[Saved entries]
------
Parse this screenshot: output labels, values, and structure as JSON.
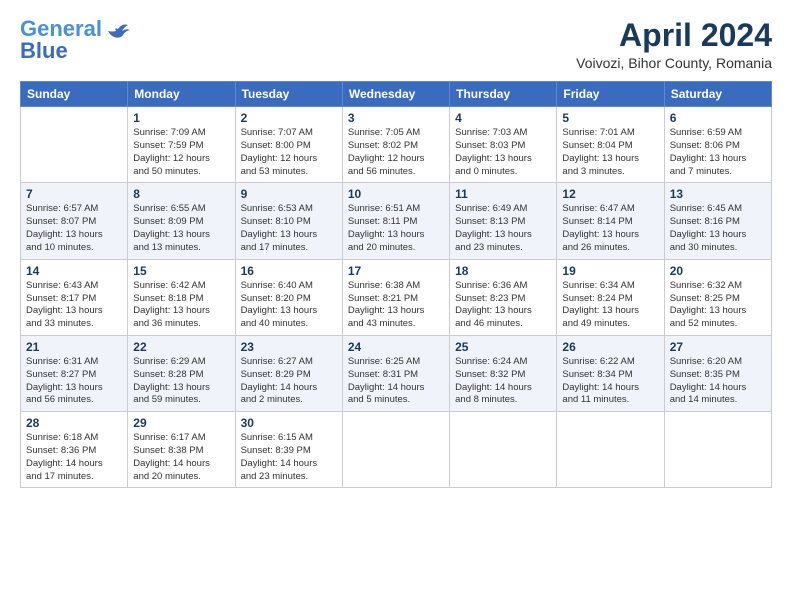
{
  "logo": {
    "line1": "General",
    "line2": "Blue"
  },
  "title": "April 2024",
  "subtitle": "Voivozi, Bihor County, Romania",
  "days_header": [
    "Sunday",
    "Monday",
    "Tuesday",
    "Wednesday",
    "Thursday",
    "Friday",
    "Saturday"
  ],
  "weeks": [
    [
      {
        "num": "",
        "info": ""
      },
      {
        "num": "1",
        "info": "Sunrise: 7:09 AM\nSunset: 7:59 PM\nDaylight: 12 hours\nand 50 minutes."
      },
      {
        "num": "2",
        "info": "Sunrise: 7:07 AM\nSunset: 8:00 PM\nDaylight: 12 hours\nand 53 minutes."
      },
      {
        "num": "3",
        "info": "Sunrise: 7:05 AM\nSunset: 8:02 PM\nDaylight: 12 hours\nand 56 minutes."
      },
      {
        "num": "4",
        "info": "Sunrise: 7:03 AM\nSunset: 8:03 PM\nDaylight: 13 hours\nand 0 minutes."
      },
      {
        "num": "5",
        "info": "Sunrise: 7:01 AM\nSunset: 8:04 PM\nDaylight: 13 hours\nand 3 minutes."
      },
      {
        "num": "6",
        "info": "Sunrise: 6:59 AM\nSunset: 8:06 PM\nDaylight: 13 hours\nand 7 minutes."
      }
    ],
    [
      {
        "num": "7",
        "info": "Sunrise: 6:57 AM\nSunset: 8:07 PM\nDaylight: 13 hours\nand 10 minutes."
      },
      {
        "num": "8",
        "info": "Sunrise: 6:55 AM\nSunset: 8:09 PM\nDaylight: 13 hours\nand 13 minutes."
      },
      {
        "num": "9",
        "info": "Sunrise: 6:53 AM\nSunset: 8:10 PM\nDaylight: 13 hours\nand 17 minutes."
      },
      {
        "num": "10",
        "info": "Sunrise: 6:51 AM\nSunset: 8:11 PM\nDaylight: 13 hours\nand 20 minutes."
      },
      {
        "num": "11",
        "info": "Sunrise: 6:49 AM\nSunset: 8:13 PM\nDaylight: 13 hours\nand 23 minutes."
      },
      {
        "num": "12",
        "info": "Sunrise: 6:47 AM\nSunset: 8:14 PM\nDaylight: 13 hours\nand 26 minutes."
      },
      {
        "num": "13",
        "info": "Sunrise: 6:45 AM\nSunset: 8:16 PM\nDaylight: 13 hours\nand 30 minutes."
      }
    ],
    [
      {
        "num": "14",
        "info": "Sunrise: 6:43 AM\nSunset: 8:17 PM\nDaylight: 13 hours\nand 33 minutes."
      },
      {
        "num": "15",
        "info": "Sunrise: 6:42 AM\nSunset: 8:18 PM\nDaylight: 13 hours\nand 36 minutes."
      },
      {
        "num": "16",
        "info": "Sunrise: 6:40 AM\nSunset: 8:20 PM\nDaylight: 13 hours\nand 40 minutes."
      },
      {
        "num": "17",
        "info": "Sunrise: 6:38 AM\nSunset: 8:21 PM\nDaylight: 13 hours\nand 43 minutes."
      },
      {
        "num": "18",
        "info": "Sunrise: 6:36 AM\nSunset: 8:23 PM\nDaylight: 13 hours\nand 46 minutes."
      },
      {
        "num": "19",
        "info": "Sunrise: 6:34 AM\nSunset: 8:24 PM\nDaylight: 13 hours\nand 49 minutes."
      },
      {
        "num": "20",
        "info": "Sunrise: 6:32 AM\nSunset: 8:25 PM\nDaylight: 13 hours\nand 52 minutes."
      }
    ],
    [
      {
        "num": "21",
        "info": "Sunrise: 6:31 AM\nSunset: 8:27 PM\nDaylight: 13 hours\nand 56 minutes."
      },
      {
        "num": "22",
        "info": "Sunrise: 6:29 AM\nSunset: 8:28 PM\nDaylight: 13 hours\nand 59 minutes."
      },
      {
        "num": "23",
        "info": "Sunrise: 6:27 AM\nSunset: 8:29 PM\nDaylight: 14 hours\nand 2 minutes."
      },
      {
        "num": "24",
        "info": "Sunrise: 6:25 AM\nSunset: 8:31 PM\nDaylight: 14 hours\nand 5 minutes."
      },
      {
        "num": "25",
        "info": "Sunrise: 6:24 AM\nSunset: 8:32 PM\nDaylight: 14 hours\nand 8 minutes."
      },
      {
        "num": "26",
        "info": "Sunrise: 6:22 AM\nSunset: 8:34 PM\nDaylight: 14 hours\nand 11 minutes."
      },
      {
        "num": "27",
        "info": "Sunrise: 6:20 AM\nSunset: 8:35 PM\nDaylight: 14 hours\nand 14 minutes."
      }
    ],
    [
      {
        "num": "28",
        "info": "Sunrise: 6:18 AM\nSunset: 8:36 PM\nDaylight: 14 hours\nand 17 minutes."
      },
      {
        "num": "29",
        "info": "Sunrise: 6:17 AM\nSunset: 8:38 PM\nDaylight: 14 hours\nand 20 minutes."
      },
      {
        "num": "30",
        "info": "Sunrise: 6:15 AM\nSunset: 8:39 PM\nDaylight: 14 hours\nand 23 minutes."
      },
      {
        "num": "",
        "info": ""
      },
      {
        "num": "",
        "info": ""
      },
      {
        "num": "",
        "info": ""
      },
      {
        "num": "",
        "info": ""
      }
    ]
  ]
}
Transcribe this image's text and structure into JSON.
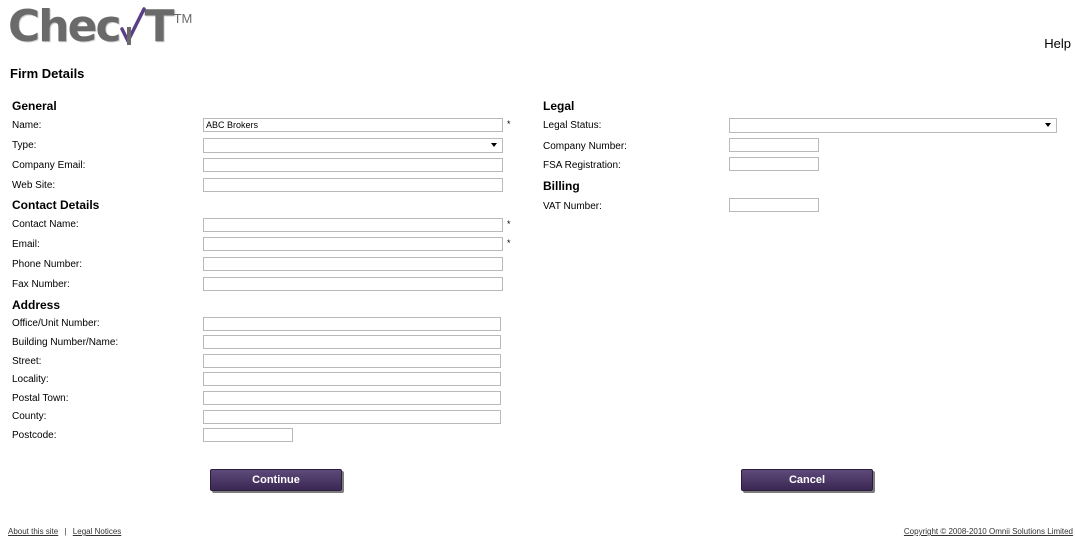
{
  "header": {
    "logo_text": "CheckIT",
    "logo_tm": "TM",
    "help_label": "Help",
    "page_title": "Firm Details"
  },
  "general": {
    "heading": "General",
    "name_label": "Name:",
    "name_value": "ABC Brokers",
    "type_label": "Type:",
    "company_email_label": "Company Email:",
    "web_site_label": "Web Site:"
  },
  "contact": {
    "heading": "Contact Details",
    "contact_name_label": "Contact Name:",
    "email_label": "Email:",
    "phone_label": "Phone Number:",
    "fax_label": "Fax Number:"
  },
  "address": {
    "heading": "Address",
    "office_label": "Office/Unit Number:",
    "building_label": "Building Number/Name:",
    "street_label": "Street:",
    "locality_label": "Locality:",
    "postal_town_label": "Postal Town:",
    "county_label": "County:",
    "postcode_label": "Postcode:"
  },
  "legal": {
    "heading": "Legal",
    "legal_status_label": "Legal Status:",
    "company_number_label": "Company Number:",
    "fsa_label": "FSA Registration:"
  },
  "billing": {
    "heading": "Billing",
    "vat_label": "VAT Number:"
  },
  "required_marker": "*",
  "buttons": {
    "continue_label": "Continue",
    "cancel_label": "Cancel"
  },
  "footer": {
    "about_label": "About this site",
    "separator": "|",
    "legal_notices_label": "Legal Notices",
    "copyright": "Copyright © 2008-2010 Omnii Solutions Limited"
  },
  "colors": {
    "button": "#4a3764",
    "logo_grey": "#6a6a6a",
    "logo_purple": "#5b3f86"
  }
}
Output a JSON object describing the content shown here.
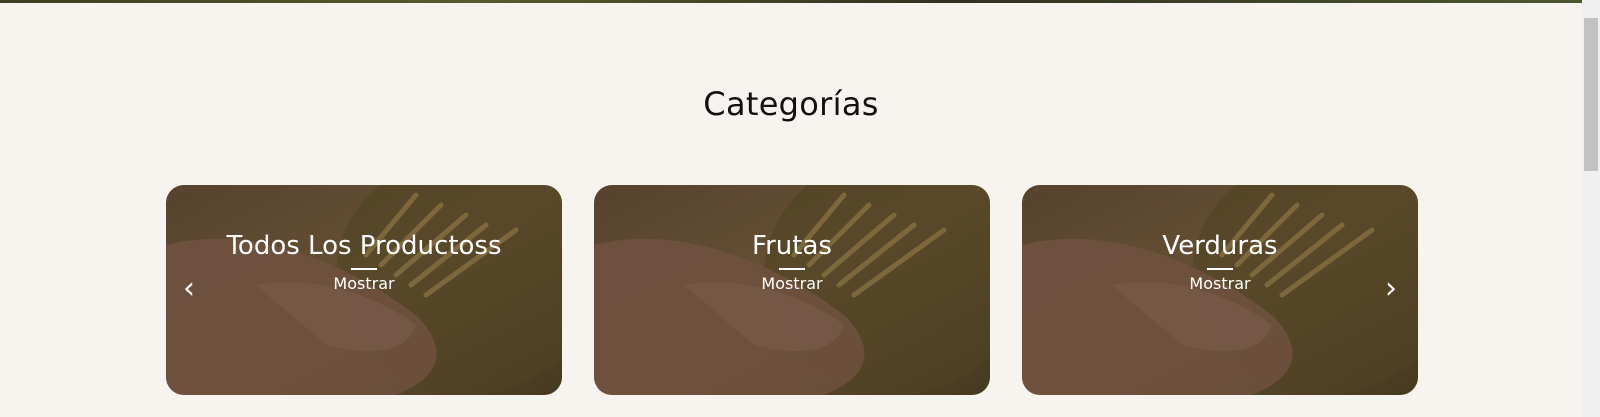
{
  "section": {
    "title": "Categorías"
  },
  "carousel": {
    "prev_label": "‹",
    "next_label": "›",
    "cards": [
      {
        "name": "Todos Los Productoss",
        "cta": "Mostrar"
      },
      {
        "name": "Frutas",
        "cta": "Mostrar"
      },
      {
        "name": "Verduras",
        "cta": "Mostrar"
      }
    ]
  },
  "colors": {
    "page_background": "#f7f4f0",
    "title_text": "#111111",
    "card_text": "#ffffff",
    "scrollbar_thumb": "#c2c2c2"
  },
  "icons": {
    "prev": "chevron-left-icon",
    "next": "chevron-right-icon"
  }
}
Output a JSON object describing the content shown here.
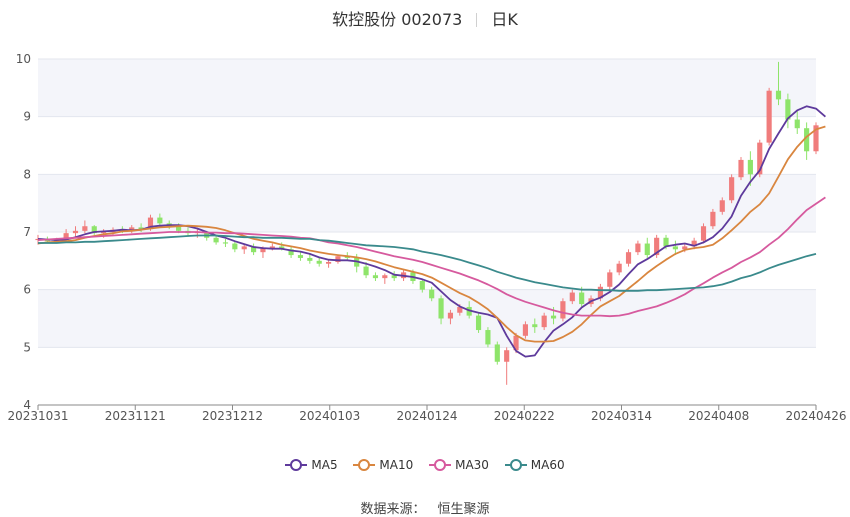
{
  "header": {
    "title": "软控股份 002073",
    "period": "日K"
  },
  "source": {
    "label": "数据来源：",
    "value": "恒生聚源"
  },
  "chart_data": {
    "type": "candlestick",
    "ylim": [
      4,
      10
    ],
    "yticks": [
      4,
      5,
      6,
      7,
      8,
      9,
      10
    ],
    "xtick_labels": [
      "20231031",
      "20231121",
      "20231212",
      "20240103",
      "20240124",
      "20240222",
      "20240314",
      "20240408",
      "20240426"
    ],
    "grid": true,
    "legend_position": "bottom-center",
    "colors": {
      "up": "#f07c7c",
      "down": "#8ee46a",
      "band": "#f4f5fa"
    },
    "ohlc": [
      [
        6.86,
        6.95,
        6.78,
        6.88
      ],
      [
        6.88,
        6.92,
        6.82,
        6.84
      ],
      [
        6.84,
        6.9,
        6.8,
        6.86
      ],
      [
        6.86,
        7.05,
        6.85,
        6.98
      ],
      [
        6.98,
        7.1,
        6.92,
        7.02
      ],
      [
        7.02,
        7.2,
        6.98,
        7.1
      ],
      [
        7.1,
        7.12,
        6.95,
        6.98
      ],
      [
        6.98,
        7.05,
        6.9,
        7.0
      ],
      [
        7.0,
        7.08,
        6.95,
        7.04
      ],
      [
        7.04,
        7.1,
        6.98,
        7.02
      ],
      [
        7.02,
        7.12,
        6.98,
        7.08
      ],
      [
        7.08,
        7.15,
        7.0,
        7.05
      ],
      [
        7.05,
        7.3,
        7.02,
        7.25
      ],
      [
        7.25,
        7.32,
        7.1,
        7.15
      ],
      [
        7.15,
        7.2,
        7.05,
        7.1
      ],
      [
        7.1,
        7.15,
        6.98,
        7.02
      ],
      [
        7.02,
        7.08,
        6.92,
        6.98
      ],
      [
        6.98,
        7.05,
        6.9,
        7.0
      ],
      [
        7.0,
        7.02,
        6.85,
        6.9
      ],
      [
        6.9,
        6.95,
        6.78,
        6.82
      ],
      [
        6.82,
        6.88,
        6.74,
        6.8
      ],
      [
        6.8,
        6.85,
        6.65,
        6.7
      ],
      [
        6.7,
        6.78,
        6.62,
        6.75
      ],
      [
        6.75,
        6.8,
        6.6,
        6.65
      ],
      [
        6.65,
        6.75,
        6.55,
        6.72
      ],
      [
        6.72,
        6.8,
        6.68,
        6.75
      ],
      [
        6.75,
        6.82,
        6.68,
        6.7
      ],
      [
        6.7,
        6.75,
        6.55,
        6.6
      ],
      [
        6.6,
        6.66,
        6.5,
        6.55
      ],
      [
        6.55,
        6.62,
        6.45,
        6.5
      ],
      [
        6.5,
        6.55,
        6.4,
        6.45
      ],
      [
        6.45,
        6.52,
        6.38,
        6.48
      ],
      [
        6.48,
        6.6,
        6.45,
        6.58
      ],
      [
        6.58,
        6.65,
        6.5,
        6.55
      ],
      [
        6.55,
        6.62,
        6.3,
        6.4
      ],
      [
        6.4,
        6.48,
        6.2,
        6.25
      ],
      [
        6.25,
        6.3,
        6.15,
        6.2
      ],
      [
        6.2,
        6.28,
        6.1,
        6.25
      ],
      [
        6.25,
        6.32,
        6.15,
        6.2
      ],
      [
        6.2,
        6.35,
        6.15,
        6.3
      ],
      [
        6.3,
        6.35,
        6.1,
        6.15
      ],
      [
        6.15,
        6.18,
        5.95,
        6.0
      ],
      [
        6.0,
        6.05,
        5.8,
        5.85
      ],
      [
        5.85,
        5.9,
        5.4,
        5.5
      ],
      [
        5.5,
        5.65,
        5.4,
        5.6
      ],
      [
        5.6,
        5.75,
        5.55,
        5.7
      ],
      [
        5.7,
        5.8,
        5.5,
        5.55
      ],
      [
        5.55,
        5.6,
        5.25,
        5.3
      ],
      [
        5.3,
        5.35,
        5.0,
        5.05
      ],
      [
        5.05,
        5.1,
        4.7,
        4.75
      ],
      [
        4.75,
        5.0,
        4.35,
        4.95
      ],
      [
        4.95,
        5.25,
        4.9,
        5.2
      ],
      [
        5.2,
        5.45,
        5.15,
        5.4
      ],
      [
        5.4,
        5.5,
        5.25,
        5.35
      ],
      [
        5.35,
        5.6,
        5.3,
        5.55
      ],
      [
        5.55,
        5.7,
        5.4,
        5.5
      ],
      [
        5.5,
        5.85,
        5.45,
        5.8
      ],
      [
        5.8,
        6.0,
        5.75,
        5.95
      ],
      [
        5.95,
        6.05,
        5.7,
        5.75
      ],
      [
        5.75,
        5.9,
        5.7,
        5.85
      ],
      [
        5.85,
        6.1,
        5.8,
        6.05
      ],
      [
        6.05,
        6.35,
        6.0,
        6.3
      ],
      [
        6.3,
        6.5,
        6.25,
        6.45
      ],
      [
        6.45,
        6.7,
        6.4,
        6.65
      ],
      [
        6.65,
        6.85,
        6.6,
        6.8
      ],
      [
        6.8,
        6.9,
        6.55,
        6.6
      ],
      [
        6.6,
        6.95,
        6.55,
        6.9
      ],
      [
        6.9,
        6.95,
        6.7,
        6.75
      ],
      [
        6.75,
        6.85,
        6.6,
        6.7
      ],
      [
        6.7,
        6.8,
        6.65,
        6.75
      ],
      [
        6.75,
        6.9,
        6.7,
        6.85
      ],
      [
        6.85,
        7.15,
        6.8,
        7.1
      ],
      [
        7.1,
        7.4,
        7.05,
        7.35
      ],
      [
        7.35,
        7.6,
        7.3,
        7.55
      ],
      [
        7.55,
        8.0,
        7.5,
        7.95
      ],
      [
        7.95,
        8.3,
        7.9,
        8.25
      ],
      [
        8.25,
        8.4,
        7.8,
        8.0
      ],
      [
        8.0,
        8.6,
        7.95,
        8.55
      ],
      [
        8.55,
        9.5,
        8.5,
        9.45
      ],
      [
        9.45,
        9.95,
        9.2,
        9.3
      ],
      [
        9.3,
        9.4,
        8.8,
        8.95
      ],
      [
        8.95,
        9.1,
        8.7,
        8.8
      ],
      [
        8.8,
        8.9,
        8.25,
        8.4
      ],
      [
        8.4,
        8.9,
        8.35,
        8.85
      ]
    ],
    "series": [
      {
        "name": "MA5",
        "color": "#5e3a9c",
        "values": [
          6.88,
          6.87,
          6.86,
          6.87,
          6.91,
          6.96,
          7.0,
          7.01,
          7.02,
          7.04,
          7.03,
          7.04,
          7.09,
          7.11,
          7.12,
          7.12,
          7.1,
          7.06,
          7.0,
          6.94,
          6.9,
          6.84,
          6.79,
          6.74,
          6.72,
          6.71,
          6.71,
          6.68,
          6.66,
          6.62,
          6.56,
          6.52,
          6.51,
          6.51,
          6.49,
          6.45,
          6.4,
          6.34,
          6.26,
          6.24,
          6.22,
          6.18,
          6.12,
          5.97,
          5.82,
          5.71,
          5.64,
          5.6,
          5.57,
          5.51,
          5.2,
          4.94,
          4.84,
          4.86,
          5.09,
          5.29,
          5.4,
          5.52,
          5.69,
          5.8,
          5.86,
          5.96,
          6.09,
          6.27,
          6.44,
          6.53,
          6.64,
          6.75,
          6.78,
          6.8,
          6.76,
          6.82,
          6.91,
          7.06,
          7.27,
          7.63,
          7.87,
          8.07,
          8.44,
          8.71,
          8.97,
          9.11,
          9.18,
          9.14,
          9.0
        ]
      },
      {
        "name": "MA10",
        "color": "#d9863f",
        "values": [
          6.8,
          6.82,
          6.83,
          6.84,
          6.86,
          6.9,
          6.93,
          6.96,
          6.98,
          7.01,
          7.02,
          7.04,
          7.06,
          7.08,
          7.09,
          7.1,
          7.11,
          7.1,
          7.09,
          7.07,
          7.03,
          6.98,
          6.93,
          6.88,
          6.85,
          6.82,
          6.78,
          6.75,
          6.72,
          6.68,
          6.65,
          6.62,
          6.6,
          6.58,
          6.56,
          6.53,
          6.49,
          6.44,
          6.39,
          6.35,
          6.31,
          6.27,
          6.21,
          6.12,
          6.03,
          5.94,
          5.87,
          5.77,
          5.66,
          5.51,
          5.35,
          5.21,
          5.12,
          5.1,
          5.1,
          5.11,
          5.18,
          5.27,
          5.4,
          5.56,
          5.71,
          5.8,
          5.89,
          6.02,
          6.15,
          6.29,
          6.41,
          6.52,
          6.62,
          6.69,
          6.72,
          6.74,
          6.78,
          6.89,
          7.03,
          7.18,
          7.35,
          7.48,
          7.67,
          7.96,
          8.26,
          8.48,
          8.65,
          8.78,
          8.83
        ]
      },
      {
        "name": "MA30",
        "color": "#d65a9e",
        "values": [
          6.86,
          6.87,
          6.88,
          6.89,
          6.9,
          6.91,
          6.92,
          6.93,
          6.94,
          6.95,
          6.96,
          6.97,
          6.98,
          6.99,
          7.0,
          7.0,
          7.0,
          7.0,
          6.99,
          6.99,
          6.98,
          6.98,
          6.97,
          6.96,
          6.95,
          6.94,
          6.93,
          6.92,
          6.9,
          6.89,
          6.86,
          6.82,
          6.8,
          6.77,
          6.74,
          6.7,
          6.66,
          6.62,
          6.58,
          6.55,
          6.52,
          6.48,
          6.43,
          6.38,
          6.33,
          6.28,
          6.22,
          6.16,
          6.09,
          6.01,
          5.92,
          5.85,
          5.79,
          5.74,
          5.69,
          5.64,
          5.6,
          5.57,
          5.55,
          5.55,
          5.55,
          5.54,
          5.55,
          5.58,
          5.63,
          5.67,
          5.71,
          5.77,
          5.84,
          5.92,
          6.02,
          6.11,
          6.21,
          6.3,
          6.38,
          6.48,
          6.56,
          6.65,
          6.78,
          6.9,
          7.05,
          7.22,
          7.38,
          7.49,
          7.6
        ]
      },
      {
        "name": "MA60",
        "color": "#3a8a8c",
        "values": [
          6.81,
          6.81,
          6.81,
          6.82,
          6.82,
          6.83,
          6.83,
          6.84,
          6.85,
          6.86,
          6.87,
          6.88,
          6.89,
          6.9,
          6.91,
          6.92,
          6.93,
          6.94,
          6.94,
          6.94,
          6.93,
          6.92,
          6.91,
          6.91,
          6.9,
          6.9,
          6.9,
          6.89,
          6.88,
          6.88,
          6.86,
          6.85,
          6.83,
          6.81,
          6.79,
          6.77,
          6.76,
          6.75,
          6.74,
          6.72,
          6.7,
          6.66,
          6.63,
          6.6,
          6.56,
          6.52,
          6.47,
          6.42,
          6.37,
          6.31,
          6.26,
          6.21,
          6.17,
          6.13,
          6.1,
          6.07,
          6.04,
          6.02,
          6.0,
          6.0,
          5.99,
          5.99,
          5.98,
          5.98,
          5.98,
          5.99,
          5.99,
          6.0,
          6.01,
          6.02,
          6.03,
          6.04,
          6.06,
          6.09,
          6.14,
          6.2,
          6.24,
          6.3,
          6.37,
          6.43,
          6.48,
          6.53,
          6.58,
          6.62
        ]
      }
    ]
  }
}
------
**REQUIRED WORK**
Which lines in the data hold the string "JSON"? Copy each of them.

**ANSWER SECTION**
Parse this screenshot: output labels, values, and structure as JSON.
Transcribe this image's text and structure into JSON.
Output a JSON object describing the content shown here.
Output a JSON object describing the content shown here.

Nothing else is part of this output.